The answer must be a single number: the count of lines in these records that hold "Spectrum".

Segment Start: Material for the task

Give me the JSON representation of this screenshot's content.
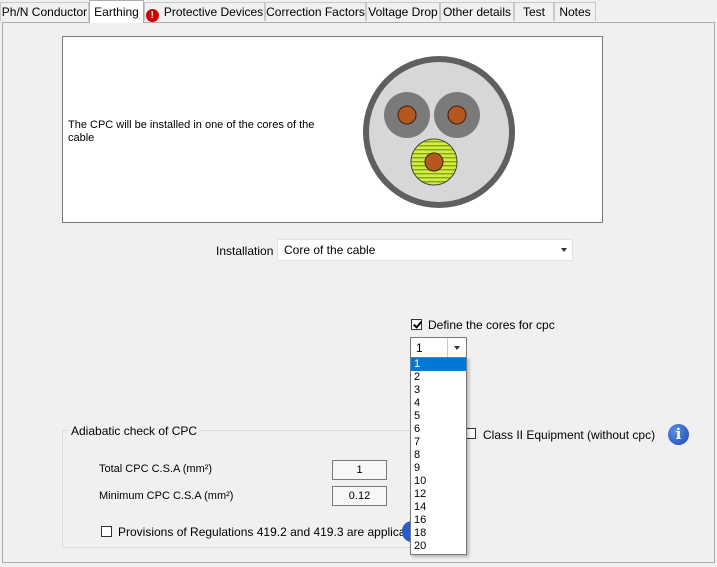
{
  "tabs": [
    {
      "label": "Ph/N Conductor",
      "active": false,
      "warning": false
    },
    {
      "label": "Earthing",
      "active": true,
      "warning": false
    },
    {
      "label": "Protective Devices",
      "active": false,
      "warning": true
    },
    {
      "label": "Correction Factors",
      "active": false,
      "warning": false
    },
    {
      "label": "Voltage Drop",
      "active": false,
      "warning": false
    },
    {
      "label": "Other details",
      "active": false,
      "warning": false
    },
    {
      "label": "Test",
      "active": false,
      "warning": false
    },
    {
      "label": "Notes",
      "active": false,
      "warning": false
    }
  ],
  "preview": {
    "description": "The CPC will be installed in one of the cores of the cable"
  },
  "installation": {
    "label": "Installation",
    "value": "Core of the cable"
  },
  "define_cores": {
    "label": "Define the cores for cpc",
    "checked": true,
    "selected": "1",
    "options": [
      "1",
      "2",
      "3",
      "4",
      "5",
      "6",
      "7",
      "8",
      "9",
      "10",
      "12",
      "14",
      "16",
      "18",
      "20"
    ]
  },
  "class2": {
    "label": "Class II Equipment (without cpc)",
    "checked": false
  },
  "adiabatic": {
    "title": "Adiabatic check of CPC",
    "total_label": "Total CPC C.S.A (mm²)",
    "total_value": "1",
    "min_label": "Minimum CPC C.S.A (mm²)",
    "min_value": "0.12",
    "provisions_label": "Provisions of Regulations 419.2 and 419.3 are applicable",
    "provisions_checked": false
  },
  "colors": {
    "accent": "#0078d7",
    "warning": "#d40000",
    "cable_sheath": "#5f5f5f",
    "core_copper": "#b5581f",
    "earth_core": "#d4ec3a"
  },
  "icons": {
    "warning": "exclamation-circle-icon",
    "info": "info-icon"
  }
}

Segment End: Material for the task
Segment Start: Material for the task

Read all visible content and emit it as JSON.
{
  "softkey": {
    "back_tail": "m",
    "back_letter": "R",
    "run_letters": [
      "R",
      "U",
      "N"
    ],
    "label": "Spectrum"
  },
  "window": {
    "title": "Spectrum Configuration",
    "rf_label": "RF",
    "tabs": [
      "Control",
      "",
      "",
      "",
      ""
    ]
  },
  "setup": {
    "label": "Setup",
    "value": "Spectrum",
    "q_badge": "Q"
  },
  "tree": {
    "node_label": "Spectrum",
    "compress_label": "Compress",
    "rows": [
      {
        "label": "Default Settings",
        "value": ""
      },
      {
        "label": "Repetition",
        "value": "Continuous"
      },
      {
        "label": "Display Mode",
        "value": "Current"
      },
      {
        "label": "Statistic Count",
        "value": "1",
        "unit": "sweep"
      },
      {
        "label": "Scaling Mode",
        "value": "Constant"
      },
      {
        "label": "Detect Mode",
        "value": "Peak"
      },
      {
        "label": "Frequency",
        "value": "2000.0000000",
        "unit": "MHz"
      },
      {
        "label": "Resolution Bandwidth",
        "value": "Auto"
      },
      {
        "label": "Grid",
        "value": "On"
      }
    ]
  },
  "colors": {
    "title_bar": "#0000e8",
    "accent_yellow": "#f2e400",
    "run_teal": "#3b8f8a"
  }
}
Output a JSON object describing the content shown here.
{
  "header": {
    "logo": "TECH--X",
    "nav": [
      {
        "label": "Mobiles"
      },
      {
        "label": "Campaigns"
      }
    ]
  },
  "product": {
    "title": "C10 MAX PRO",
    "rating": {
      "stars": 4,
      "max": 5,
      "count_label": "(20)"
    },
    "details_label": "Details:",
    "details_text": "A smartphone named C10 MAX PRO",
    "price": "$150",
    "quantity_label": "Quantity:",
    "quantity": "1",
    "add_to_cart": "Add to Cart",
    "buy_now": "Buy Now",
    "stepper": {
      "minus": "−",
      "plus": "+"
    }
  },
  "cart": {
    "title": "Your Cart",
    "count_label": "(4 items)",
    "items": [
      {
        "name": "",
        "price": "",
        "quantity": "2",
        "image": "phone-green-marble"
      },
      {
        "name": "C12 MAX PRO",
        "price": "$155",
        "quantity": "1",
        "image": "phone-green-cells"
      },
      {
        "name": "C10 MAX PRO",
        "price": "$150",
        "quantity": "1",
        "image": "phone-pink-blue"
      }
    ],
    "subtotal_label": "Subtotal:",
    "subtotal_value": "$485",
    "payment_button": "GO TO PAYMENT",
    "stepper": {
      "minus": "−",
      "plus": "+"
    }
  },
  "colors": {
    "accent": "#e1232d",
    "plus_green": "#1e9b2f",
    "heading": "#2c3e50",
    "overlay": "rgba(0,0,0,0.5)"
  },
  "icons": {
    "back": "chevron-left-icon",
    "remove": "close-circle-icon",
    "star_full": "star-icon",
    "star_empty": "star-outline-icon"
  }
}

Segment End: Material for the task

**Written answer:** 4